**ACTION ITEM**
Locate every line below that contains the word "subtitle" and copy it.
- - -
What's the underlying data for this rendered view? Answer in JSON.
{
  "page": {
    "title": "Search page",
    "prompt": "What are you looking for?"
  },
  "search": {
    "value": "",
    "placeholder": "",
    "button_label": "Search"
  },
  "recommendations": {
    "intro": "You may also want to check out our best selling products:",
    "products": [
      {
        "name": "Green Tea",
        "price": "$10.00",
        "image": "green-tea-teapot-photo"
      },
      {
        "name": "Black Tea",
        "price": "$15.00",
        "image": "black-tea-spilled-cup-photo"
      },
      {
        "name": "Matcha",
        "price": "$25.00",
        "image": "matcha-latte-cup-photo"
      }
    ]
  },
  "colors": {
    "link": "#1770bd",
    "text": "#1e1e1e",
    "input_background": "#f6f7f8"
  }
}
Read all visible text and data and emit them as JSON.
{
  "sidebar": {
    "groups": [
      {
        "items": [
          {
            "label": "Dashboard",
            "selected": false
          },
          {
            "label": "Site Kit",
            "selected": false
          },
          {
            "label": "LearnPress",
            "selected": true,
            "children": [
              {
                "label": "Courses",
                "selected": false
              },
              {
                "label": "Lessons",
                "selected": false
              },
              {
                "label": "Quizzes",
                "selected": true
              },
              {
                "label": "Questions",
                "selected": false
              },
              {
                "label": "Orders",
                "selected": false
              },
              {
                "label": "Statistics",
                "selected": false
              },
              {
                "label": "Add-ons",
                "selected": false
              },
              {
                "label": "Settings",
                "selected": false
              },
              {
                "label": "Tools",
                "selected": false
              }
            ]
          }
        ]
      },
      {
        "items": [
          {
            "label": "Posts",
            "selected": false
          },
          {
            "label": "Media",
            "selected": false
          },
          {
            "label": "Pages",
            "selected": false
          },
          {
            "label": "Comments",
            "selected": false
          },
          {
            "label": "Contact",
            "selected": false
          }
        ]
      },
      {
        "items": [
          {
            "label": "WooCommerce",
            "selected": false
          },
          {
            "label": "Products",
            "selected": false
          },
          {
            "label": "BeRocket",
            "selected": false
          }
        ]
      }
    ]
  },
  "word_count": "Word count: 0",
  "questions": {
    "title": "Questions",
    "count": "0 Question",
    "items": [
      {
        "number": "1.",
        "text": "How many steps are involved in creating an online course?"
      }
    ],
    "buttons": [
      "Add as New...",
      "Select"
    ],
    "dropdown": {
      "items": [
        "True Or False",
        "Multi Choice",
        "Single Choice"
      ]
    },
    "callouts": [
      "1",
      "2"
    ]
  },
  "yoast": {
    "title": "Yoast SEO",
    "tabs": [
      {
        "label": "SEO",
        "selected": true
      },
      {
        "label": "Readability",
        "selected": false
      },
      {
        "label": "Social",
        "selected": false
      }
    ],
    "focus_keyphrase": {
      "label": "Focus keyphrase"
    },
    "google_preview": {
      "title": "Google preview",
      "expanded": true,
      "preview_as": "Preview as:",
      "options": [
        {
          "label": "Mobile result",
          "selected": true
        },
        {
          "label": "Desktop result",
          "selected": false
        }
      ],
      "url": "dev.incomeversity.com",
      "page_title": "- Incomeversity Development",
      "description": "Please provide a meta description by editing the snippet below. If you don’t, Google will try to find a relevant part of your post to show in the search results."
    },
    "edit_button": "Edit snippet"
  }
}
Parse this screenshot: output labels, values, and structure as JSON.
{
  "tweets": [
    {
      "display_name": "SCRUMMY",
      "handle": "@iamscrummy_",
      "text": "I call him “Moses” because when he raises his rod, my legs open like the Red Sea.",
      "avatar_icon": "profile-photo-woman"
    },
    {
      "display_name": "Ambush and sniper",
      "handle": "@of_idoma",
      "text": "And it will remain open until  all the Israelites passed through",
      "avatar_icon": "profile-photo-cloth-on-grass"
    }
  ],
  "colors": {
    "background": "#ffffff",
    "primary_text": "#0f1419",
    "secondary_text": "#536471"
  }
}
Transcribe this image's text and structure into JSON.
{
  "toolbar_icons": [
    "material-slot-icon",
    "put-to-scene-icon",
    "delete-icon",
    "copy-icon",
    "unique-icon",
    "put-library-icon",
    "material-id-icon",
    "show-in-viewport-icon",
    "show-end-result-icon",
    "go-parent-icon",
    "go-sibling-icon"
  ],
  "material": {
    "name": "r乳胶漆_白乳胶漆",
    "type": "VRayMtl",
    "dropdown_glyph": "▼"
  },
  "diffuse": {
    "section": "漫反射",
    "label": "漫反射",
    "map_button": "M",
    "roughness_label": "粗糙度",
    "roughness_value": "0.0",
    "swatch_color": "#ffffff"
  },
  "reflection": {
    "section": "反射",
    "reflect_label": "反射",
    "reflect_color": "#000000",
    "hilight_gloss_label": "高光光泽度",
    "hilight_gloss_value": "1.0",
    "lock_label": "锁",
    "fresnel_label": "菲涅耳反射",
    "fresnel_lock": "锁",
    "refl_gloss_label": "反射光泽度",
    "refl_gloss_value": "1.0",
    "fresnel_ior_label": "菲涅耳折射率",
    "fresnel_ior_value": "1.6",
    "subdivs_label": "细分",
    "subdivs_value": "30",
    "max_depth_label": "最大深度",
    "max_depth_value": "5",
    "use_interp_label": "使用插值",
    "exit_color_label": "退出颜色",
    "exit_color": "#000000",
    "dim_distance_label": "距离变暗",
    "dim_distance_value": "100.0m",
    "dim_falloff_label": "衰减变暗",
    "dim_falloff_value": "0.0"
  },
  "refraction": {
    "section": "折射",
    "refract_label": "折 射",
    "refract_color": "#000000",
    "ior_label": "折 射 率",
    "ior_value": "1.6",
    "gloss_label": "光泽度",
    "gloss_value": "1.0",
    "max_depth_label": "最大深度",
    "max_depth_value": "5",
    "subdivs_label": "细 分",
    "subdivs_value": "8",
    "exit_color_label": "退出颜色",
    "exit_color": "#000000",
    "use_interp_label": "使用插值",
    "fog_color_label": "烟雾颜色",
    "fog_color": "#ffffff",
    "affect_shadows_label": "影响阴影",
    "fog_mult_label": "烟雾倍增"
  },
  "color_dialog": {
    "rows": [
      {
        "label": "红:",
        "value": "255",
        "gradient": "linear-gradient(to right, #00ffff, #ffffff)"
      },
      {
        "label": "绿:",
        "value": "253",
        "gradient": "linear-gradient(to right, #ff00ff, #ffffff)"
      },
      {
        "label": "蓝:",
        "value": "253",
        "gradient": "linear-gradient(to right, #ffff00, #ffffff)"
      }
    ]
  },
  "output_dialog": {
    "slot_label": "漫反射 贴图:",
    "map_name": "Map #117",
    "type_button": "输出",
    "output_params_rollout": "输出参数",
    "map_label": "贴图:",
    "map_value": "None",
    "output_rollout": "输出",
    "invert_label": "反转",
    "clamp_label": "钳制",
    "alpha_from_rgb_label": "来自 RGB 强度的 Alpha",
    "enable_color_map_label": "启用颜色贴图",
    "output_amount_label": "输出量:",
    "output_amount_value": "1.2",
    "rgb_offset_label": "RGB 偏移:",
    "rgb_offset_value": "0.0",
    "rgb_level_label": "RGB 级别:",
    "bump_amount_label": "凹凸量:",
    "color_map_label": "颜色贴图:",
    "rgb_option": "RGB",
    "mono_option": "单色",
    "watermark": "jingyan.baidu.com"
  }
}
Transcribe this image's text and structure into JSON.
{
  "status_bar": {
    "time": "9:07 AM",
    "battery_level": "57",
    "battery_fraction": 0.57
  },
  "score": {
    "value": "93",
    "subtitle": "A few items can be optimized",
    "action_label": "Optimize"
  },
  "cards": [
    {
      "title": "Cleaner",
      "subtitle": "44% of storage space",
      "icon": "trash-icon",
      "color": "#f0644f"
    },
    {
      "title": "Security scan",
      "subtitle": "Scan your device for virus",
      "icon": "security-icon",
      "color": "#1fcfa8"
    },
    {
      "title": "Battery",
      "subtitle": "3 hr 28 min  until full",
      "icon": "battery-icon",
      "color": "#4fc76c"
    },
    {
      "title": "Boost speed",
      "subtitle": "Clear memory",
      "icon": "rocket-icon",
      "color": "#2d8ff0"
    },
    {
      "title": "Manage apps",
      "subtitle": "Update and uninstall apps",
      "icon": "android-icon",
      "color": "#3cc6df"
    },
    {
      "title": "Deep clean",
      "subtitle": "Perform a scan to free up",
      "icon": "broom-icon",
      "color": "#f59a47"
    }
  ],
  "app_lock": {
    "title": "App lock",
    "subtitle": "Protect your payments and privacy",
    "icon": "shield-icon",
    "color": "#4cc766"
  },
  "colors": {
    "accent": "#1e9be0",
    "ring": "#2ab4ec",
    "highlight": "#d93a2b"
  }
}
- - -
**OUTPUT OF THE TASK**
    "subtitle": "A few items can be optimized",
      "subtitle": "44% of storage space",
      "subtitle": "Scan your device for virus",
      "subtitle": "3 hr 28 min  until full",
      "subtitle": "Clear memory",
      "subtitle": "Update and uninstall apps",
      "subtitle": "Perform a scan to free up",
    "subtitle": "Protect your payments and privacy",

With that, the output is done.